It is one of the most famous places in Japan besides Mount Fuji: “Shrine Island” Miyajima (宮島) in front of Hiroshima. Almost every tourist coming to the country has seen images of the gigantic Torii (鳥居) standing in the water before, and the tame deer are also well-known all over the Internet 🙂
On August 6, 1945, a B-29 bomber dropped the first atomic bomb over an inhabited city. At 08:16 local time, Hiroshima disappeared from the map. But Japan did not think about surrendering just yet.
For almost four centuries, Kyoto was the capital of Japan. It’s impossible to get an impression on just one day, but after all the detours of the super typhoon, I was forced to do so…
“日光を見ずして結構と言うな” – “Don’t talk about beauty before you’ve seen Nikkō”. A bold statement, but even if it hadn’t been true, 1000 Samurai can compensate for everything 😉
The small town of Kamakura was the capital of Japan from 1185 to 1333. Tall, beautiful wooden temples do not only bear witness of a great past, but also of great tragedies.
Dancing on a volcano, sailing around with pirates… there’s a lot to do around Hakone 😉
For 99 years the Hakone Tozan Line has been climbing Mount Hakone. Probably the only train line in the world that starts in Japan and ends in Switzerland… 😉
In Fall 2017 I traveled through Japan for three and a half weeks. How are the country and the people? How do you get around? Do you really have to be rich to see Japan? All the questions and all the answers are in this post 🙂

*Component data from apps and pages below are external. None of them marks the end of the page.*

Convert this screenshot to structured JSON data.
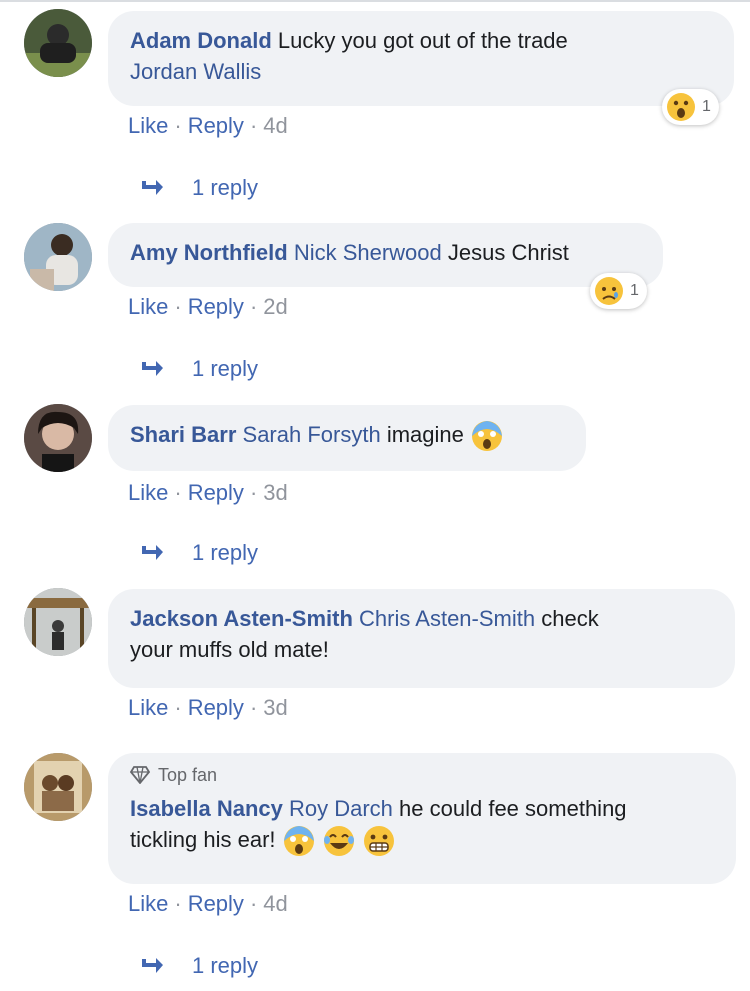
{
  "comments": [
    {
      "author": "Adam Donald",
      "mention": "",
      "text_line1": "Lucky you got out of the trade",
      "tag_line2": "Jordan Wallis",
      "like": "Like",
      "reply": "Reply",
      "time": "4d",
      "reaction": {
        "icon": "wow-emoji-icon",
        "count": "1"
      },
      "replies": "1 reply"
    },
    {
      "author": "Amy Northfield",
      "mention": "Nick Sherwood",
      "text": "Jesus Christ",
      "like": "Like",
      "reply": "Reply",
      "time": "2d",
      "reaction": {
        "icon": "sad-emoji-icon",
        "count": "1"
      },
      "replies": "1 reply"
    },
    {
      "author": "Shari Barr",
      "mention": "Sarah Forsyth",
      "text": "imagine",
      "emoji": "scream-emoji-icon",
      "like": "Like",
      "reply": "Reply",
      "time": "3d",
      "replies": "1 reply"
    },
    {
      "author": "Jackson Asten-Smith",
      "mention": "Chris Asten-Smith",
      "text_line1": "check",
      "text_line2": "your muffs old mate!",
      "like": "Like",
      "reply": "Reply",
      "time": "3d"
    },
    {
      "badge": "Top fan",
      "author": "Isabella Nancy",
      "mention": "Roy Darch",
      "text_line1": "he could fee something",
      "text_line2": "tickling his ear!",
      "emojis": [
        "scream-emoji-icon",
        "joy-emoji-icon",
        "grimace-emoji-icon"
      ],
      "like": "Like",
      "reply": "Reply",
      "time": "4d",
      "replies": "1 reply"
    }
  ],
  "colors": {
    "link": "#385898",
    "action": "#4267b2",
    "bubble": "#f0f2f5",
    "muted": "#90949c"
  }
}
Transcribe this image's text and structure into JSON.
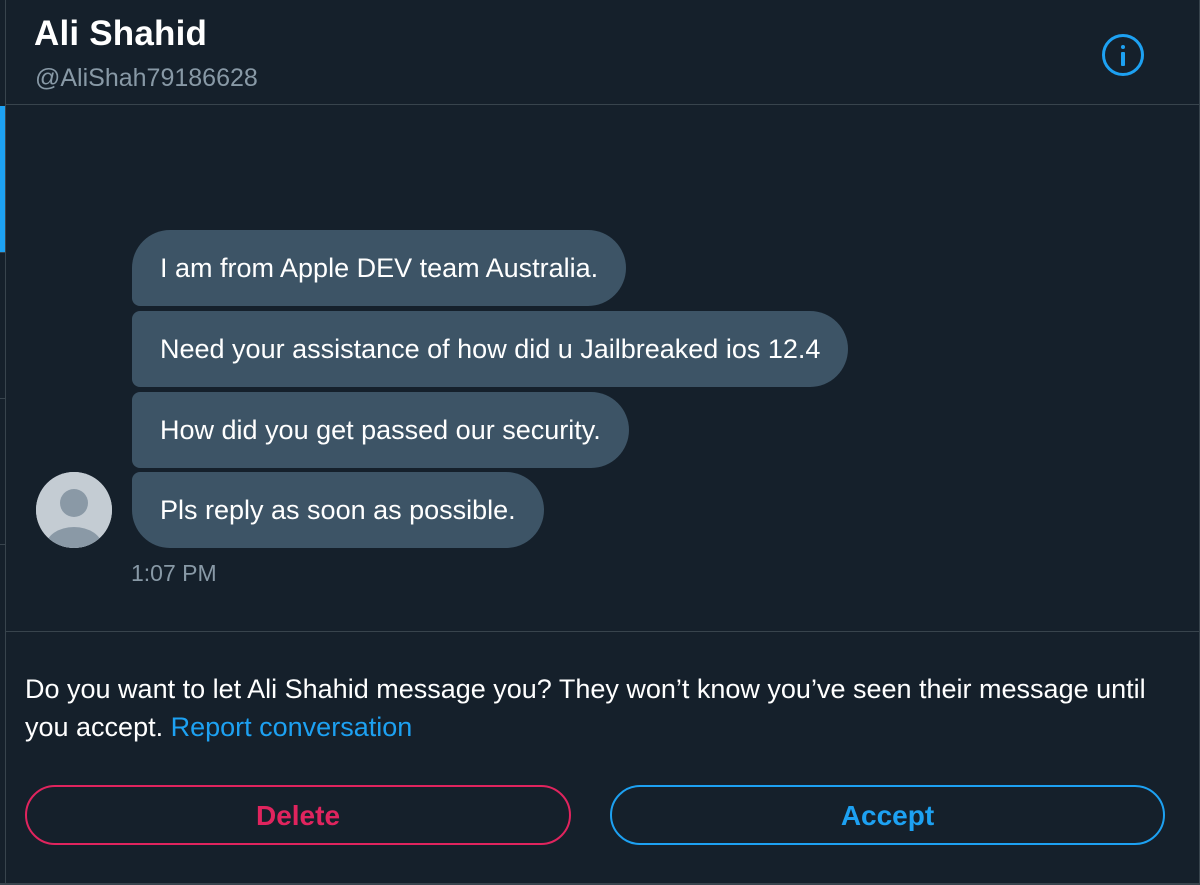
{
  "header": {
    "name": "Ali Shahid",
    "handle": "@AliShah79186628",
    "info_icon": "info-circle-icon"
  },
  "messages": [
    {
      "text": "I am from Apple DEV team Australia."
    },
    {
      "text": "Need your assistance of how did u Jailbreaked ios 12.4"
    },
    {
      "text": "How did you get passed our security."
    },
    {
      "text": "Pls reply as soon as possible."
    }
  ],
  "sender_avatar": "default-avatar-icon",
  "timestamp": "1:07 PM",
  "request": {
    "prompt": "Do you want to let Ali Shahid message you? They won’t know you’ve seen their message until you accept.",
    "report_link": "Report conversation"
  },
  "actions": {
    "delete_label": "Delete",
    "accept_label": "Accept"
  },
  "colors": {
    "background": "#15202b",
    "bubble": "#3d5466",
    "accent": "#1da1f2",
    "danger": "#e0245e",
    "muted_text": "#8899a6",
    "border": "#38444d"
  }
}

Gyeongju was the capital of the Korean Peninsula for several hundred years. It is a small city, but very popular among Koreans due to its historical significance.